In it, but not of it. TPM DC
"It's not deficit reduction when you increase military spending so that you can make up for that by cutting Medicare and Medicaid. That's not budget reduction. That's ideology. That's the right wing," Frank told TPM. "The other great scam for Ryan is to say, 'Oh, I'm not going to help the rich people ... I'm going to lower their rates and get rid of loopholes,' although he doesn't mention a single loophole that he'll get rid of."
The Massachusetts congressman, who is retiring at the end of this term, is an outspoken advocate for reducing deficits by cutting military spending. His rationale is arithmetic: Paying off the debt while holding revenues flat and leaving the military untouched will devastate programs that help working-class Americans. America can afford military cuts, Frank argues, because now that the Cold War is over, "There is no force out there in the world capable of taking away our freedoms."
A spokesman for Ryan declined to comment.
Frank said the perception of Ryan as a venerable figure has been created by members of the political "commentariat" who "want to say we're somewhat 'independent' of all this [polarization]" in order to appear nonpartisan.
"I agree with [Paul] Krugman's analysis.
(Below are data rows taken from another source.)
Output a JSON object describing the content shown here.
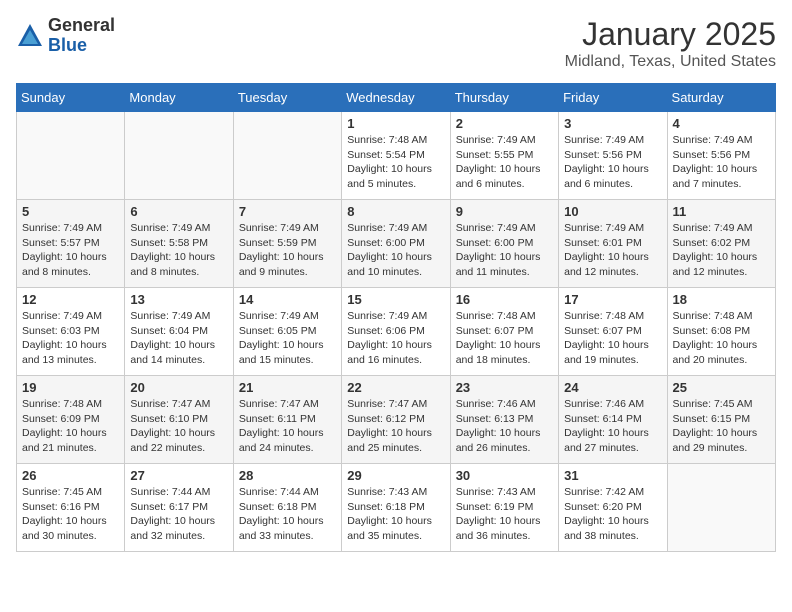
{
  "header": {
    "logo_general": "General",
    "logo_blue": "Blue",
    "title": "January 2025",
    "subtitle": "Midland, Texas, United States"
  },
  "weekdays": [
    "Sunday",
    "Monday",
    "Tuesday",
    "Wednesday",
    "Thursday",
    "Friday",
    "Saturday"
  ],
  "weeks": [
    [
      {
        "day": "",
        "sunrise": "",
        "sunset": "",
        "daylight": ""
      },
      {
        "day": "",
        "sunrise": "",
        "sunset": "",
        "daylight": ""
      },
      {
        "day": "",
        "sunrise": "",
        "sunset": "",
        "daylight": ""
      },
      {
        "day": "1",
        "sunrise": "Sunrise: 7:48 AM",
        "sunset": "Sunset: 5:54 PM",
        "daylight": "Daylight: 10 hours and 5 minutes."
      },
      {
        "day": "2",
        "sunrise": "Sunrise: 7:49 AM",
        "sunset": "Sunset: 5:55 PM",
        "daylight": "Daylight: 10 hours and 6 minutes."
      },
      {
        "day": "3",
        "sunrise": "Sunrise: 7:49 AM",
        "sunset": "Sunset: 5:56 PM",
        "daylight": "Daylight: 10 hours and 6 minutes."
      },
      {
        "day": "4",
        "sunrise": "Sunrise: 7:49 AM",
        "sunset": "Sunset: 5:56 PM",
        "daylight": "Daylight: 10 hours and 7 minutes."
      }
    ],
    [
      {
        "day": "5",
        "sunrise": "Sunrise: 7:49 AM",
        "sunset": "Sunset: 5:57 PM",
        "daylight": "Daylight: 10 hours and 8 minutes."
      },
      {
        "day": "6",
        "sunrise": "Sunrise: 7:49 AM",
        "sunset": "Sunset: 5:58 PM",
        "daylight": "Daylight: 10 hours and 8 minutes."
      },
      {
        "day": "7",
        "sunrise": "Sunrise: 7:49 AM",
        "sunset": "Sunset: 5:59 PM",
        "daylight": "Daylight: 10 hours and 9 minutes."
      },
      {
        "day": "8",
        "sunrise": "Sunrise: 7:49 AM",
        "sunset": "Sunset: 6:00 PM",
        "daylight": "Daylight: 10 hours and 10 minutes."
      },
      {
        "day": "9",
        "sunrise": "Sunrise: 7:49 AM",
        "sunset": "Sunset: 6:00 PM",
        "daylight": "Daylight: 10 hours and 11 minutes."
      },
      {
        "day": "10",
        "sunrise": "Sunrise: 7:49 AM",
        "sunset": "Sunset: 6:01 PM",
        "daylight": "Daylight: 10 hours and 12 minutes."
      },
      {
        "day": "11",
        "sunrise": "Sunrise: 7:49 AM",
        "sunset": "Sunset: 6:02 PM",
        "daylight": "Daylight: 10 hours and 12 minutes."
      }
    ],
    [
      {
        "day": "12",
        "sunrise": "Sunrise: 7:49 AM",
        "sunset": "Sunset: 6:03 PM",
        "daylight": "Daylight: 10 hours and 13 minutes."
      },
      {
        "day": "13",
        "sunrise": "Sunrise: 7:49 AM",
        "sunset": "Sunset: 6:04 PM",
        "daylight": "Daylight: 10 hours and 14 minutes."
      },
      {
        "day": "14",
        "sunrise": "Sunrise: 7:49 AM",
        "sunset": "Sunset: 6:05 PM",
        "daylight": "Daylight: 10 hours and 15 minutes."
      },
      {
        "day": "15",
        "sunrise": "Sunrise: 7:49 AM",
        "sunset": "Sunset: 6:06 PM",
        "daylight": "Daylight: 10 hours and 16 minutes."
      },
      {
        "day": "16",
        "sunrise": "Sunrise: 7:48 AM",
        "sunset": "Sunset: 6:07 PM",
        "daylight": "Daylight: 10 hours and 18 minutes."
      },
      {
        "day": "17",
        "sunrise": "Sunrise: 7:48 AM",
        "sunset": "Sunset: 6:07 PM",
        "daylight": "Daylight: 10 hours and 19 minutes."
      },
      {
        "day": "18",
        "sunrise": "Sunrise: 7:48 AM",
        "sunset": "Sunset: 6:08 PM",
        "daylight": "Daylight: 10 hours and 20 minutes."
      }
    ],
    [
      {
        "day": "19",
        "sunrise": "Sunrise: 7:48 AM",
        "sunset": "Sunset: 6:09 PM",
        "daylight": "Daylight: 10 hours and 21 minutes."
      },
      {
        "day": "20",
        "sunrise": "Sunrise: 7:47 AM",
        "sunset": "Sunset: 6:10 PM",
        "daylight": "Daylight: 10 hours and 22 minutes."
      },
      {
        "day": "21",
        "sunrise": "Sunrise: 7:47 AM",
        "sunset": "Sunset: 6:11 PM",
        "daylight": "Daylight: 10 hours and 24 minutes."
      },
      {
        "day": "22",
        "sunrise": "Sunrise: 7:47 AM",
        "sunset": "Sunset: 6:12 PM",
        "daylight": "Daylight: 10 hours and 25 minutes."
      },
      {
        "day": "23",
        "sunrise": "Sunrise: 7:46 AM",
        "sunset": "Sunset: 6:13 PM",
        "daylight": "Daylight: 10 hours and 26 minutes."
      },
      {
        "day": "24",
        "sunrise": "Sunrise: 7:46 AM",
        "sunset": "Sunset: 6:14 PM",
        "daylight": "Daylight: 10 hours and 27 minutes."
      },
      {
        "day": "25",
        "sunrise": "Sunrise: 7:45 AM",
        "sunset": "Sunset: 6:15 PM",
        "daylight": "Daylight: 10 hours and 29 minutes."
      }
    ],
    [
      {
        "day": "26",
        "sunrise": "Sunrise: 7:45 AM",
        "sunset": "Sunset: 6:16 PM",
        "daylight": "Daylight: 10 hours and 30 minutes."
      },
      {
        "day": "27",
        "sunrise": "Sunrise: 7:44 AM",
        "sunset": "Sunset: 6:17 PM",
        "daylight": "Daylight: 10 hours and 32 minutes."
      },
      {
        "day": "28",
        "sunrise": "Sunrise: 7:44 AM",
        "sunset": "Sunset: 6:18 PM",
        "daylight": "Daylight: 10 hours and 33 minutes."
      },
      {
        "day": "29",
        "sunrise": "Sunrise: 7:43 AM",
        "sunset": "Sunset: 6:18 PM",
        "daylight": "Daylight: 10 hours and 35 minutes."
      },
      {
        "day": "30",
        "sunrise": "Sunrise: 7:43 AM",
        "sunset": "Sunset: 6:19 PM",
        "daylight": "Daylight: 10 hours and 36 minutes."
      },
      {
        "day": "31",
        "sunrise": "Sunrise: 7:42 AM",
        "sunset": "Sunset: 6:20 PM",
        "daylight": "Daylight: 10 hours and 38 minutes."
      },
      {
        "day": "",
        "sunrise": "",
        "sunset": "",
        "daylight": ""
      }
    ]
  ]
}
There is this instinct to be in the middle. People don't like to think of themselves as some way partisan. There are people who take comfort from the fact that, 'Oh, I've got people on both sides who disagree with me.' I think you see this in Tom Friedman. You see this in some others," he said, also referencing a recent article on Ryan by James Stewart of the New York Times.
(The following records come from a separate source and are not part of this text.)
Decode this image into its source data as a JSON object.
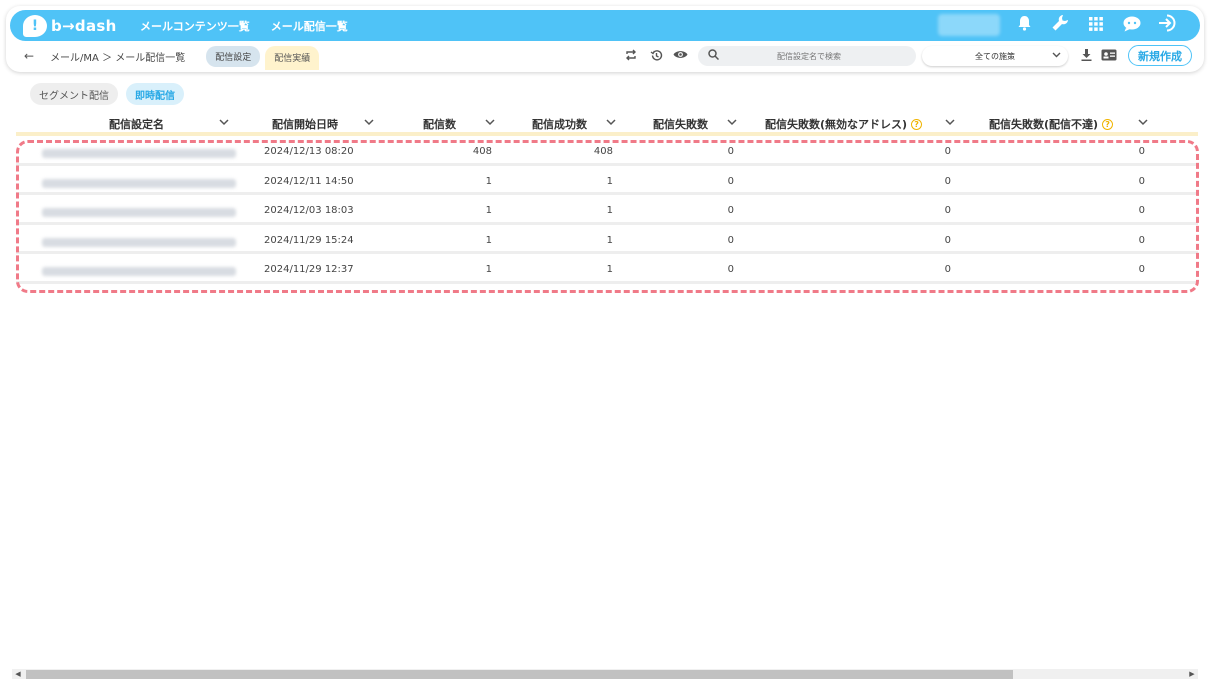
{
  "header": {
    "logo_mark": "!",
    "logo_text": "b→dash",
    "nav": [
      "メールコンテンツ一覧",
      "メール配信一覧"
    ],
    "icons": [
      "bell-icon",
      "wrench-icon",
      "grid-icon",
      "chat-icon",
      "logout-icon"
    ]
  },
  "subbar": {
    "back_glyph": "←",
    "breadcrumb": "メール/MA ＞ メール配信一覧",
    "tab_settings": "配信設定",
    "tab_results": "配信実績",
    "search_placeholder": "配信設定名で検索",
    "filter_selected": "全ての施策",
    "new_button": "新規作成"
  },
  "segment_tabs": {
    "segment": "セグメント配信",
    "instant": "即時配信"
  },
  "table": {
    "headers": [
      "配信設定名",
      "配信開始日時",
      "配信数",
      "配信成功数",
      "配信失敗数",
      "配信失敗数(無効なアドレス)",
      "配信失敗数(配信不達)"
    ],
    "rows": [
      {
        "start": "2024/12/13 08:20",
        "sent": "408",
        "success": "408",
        "fail": "0",
        "fail_invalid": "0",
        "fail_undelivered": "0"
      },
      {
        "start": "2024/12/11 14:50",
        "sent": "1",
        "success": "1",
        "fail": "0",
        "fail_invalid": "0",
        "fail_undelivered": "0"
      },
      {
        "start": "2024/12/03 18:03",
        "sent": "1",
        "success": "1",
        "fail": "0",
        "fail_invalid": "0",
        "fail_undelivered": "0"
      },
      {
        "start": "2024/11/29 15:24",
        "sent": "1",
        "success": "1",
        "fail": "0",
        "fail_invalid": "0",
        "fail_undelivered": "0"
      },
      {
        "start": "2024/11/29 12:37",
        "sent": "1",
        "success": "1",
        "fail": "0",
        "fail_invalid": "0",
        "fail_undelivered": "0"
      }
    ]
  },
  "colors": {
    "brand": "#4fc3f7",
    "highlight": "#f07a88",
    "header_rule": "#fbefc9"
  }
}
"Here's the deal," Frank told TPM of some political pundits. "They don't want to consider themselves to be siding with the Democrats. It's important for their self-image that they be seen as centrist. The problem is the Republican Party has given them fewer and fewer things that they can identify with, because they've moved so far to the right. ... So they have to find something they can support on the Republican side to maintain this self-image that they're somehow independent of the parties. And so they pick up the Ryan budget."